On Friday evening 30 December 2011, Khader was transferred to Ramleh prison hospital because of his deteriorating health from his hunger strike. He was placed in isolation in the hospital, where he was subject to cold conditions and cockroaches throughout his cell. He has refused any medical examinations since 25 December, which was one week after he stopped eating and speaking. The prison director came to speak to Khader in order to intimidate him further and soldiers closed the upper part of his cell’s door to block any air circulation, commenting that they would “break him” eventually. [1]
 
Administrative Detention: no charge, no trial, indefinitely

Three weeks after his detention, Adnan was issued a four-month detention order. Adnan is an administrative detainee, and his situation is not unique. By definition, administrative detention is the ”arrest and detention of individuals by the state without trial, usually for security reasons”. The detainee is not necessarily held for a crime or offense that they have already committed, but in case of a future threat. Evidence is considered ”secret information” and is available to the military judge but not to the accused or his lawyer.

This practice violates International humanitarian law which allows administrative detention only in emergency situations, but still requires that basic rules are followed, such as a fair hearing where the detainee can argue the basis of their detention. Israeli law as well declares administrative detention illegal except in cases of state security. Israel, however, does not define ‘state security’.

Detentions last up to 6 months and can be renewed an indefinite number of times, without a trial or any evidence shown. Detainees have been held for up to 8 years without charge and since 1967, 40% of the male population in Palestine has experienced administrative detention. Although holding prisoners indefinitely disregards the 4th Geneva Convention, international leaders have not called for the release of Palestinian administrative detainees as they did for Gilad Shalit who was held in Gaza for five years under the Hamas government.

This is Adnan’s eighth arrest and he has spent a total of 6 years in Israeli prisons, mainly under administrative detention.

Adnan continues his hunger strike  for several reasons: his detention being a violation of his rights and identity; the ill-treatment he suffered from soldiers, interrogators, and Nahshon Unit; and the unjust system of administrative detention.  He refused to take vitamins or even salt in his water and is now suffering serious health problems associated with starvation.

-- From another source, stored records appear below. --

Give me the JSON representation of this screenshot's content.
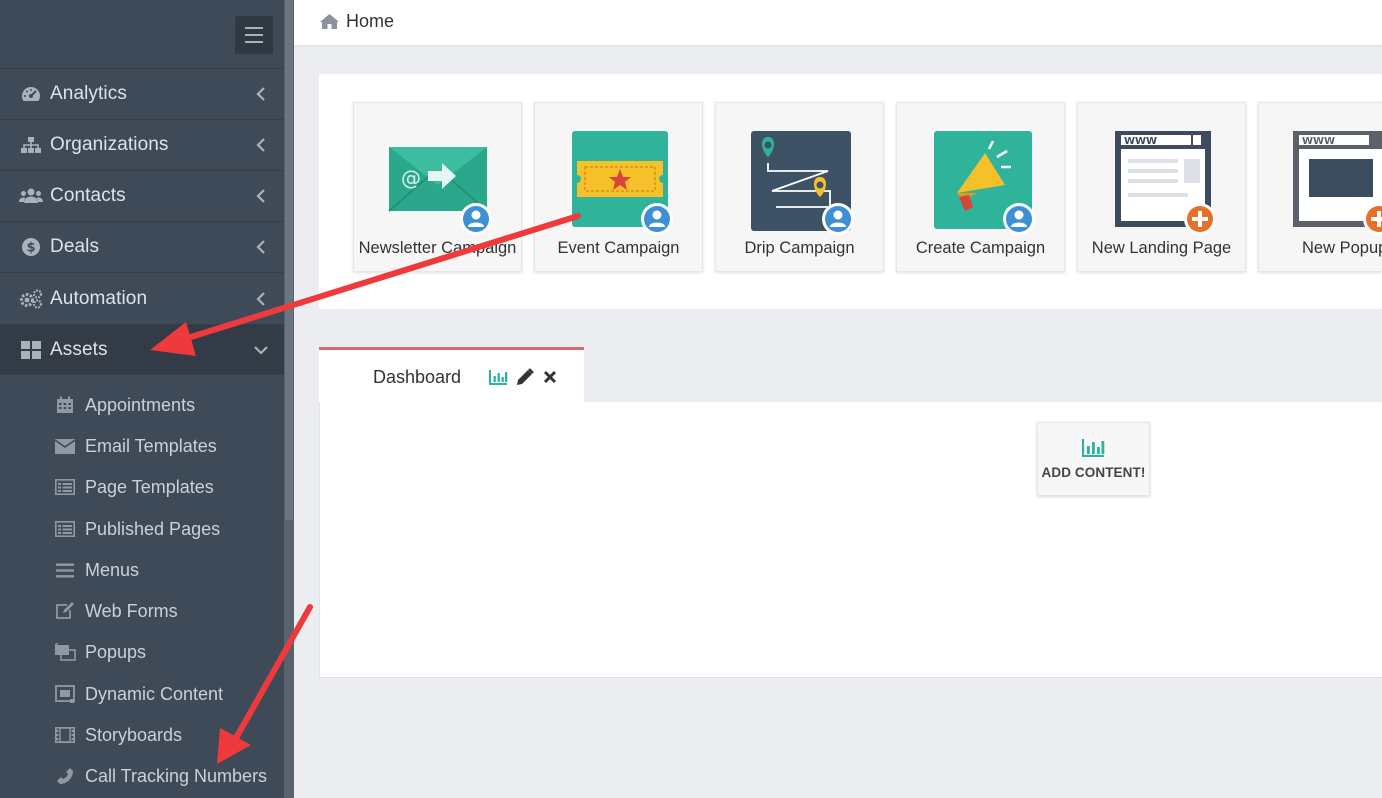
{
  "sidebar": {
    "menu_toggle_icon": "hamburger-icon",
    "items": [
      {
        "label": "Analytics",
        "icon": "tachometer-icon"
      },
      {
        "label": "Organizations",
        "icon": "sitemap-icon"
      },
      {
        "label": "Contacts",
        "icon": "users-icon"
      },
      {
        "label": "Deals",
        "icon": "dollar-icon"
      },
      {
        "label": "Automation",
        "icon": "cogs-icon"
      },
      {
        "label": "Assets",
        "icon": "grid-icon",
        "expanded": true
      }
    ],
    "sub_items": [
      {
        "label": "Appointments",
        "icon": "calendar-icon"
      },
      {
        "label": "Email Templates",
        "icon": "envelope-icon"
      },
      {
        "label": "Page Templates",
        "icon": "list-alt-icon"
      },
      {
        "label": "Published Pages",
        "icon": "list-alt-icon"
      },
      {
        "label": "Menus",
        "icon": "bars-icon"
      },
      {
        "label": "Web Forms",
        "icon": "edit-icon"
      },
      {
        "label": "Popups",
        "icon": "popup-icon"
      },
      {
        "label": "Dynamic Content",
        "icon": "dynamic-content-icon"
      },
      {
        "label": "Storyboards",
        "icon": "film-icon"
      },
      {
        "label": "Call Tracking Numbers",
        "icon": "phone-icon"
      }
    ]
  },
  "breadcrumb": {
    "home_label": "Home",
    "icon": "home-icon"
  },
  "shortcuts": [
    {
      "label": "Newsletter Campaign",
      "icon": "newsletter-envelope-icon"
    },
    {
      "label": "Event Campaign",
      "icon": "event-ticket-icon"
    },
    {
      "label": "Drip Campaign",
      "icon": "drip-route-icon"
    },
    {
      "label": "Create Campaign",
      "icon": "megaphone-icon"
    },
    {
      "label": "New Landing Page",
      "icon": "landing-page-icon"
    },
    {
      "label": "New Popup",
      "icon": "popup-window-icon"
    }
  ],
  "dashboard": {
    "tab_label": "Dashboard",
    "tab_icons": [
      "bar-chart-icon",
      "pencil-icon",
      "close-icon"
    ],
    "add_content_label": "ADD CONTENT!"
  },
  "colors": {
    "sidebar_bg": "#3f4a58",
    "accent_teal": "#2ab3a0",
    "tab_accent": "#e0676f",
    "annotation_arrow": "#ee3a3d"
  }
}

In June 2011, Israeli Prime Minister Benjamin Netanyahu promised collective punishment—including punitive isolation and reduced access to family visits, education, books, medical care, television, among others—for as long as the single Israeli prisoner held by Palestinians, Gilad Shalit, remained in the Hamas government’s custody. Despite Shalit’s release, and a mass hunger strike in September 2011, conditions remain as bad as ever, and in some cases worse. Over 200 Palestinians have died in Israeli prison as a result of inadequate health care and food, torture, assaults, and other abuses.

Write to the Israeli government, military and legal authorities and demand that Khader Adnan be released immediately and that his administrative detention not be renewed.

  • Brigadier General Avihai Mandelblit
    Military Judge Advocate General
    6 David Elazar Street
    Harkiya, Tel Aviv
    Israel
    Fax: +972 3 608 0366; +972 3 569 4526
    Email: arbel@mail.idf.il; avimn@idf.gov.il
  • Maj. Gen. Avi Mizrahi
    OC Central Command Nehemia Base, Central Command
    Neveh Yaacov, Jerusalam
    Fax: +972 2 530 5741
  • Deputy Prime Minister and Minister of Defense Ehud Barak
    Ministry of Defense
    37 Kaplan Street, Hakirya
    Tel Aviv 61909, Israel
    Fax: +972 3 691 6940 / 696 2757
  • Col. Eli Bar On
    Legal Advisor of Judea and Samaria PO Box 5
    Beth El 90631
    Fax: +972 2 9977326

Write to your local elected representatives urging them to pressure Israel to release Khader Adnan and to put an end to the unjust system of detention without trial or the disclosure of evidence.

[1] Addameer – Prisoner Support and Human Rights Association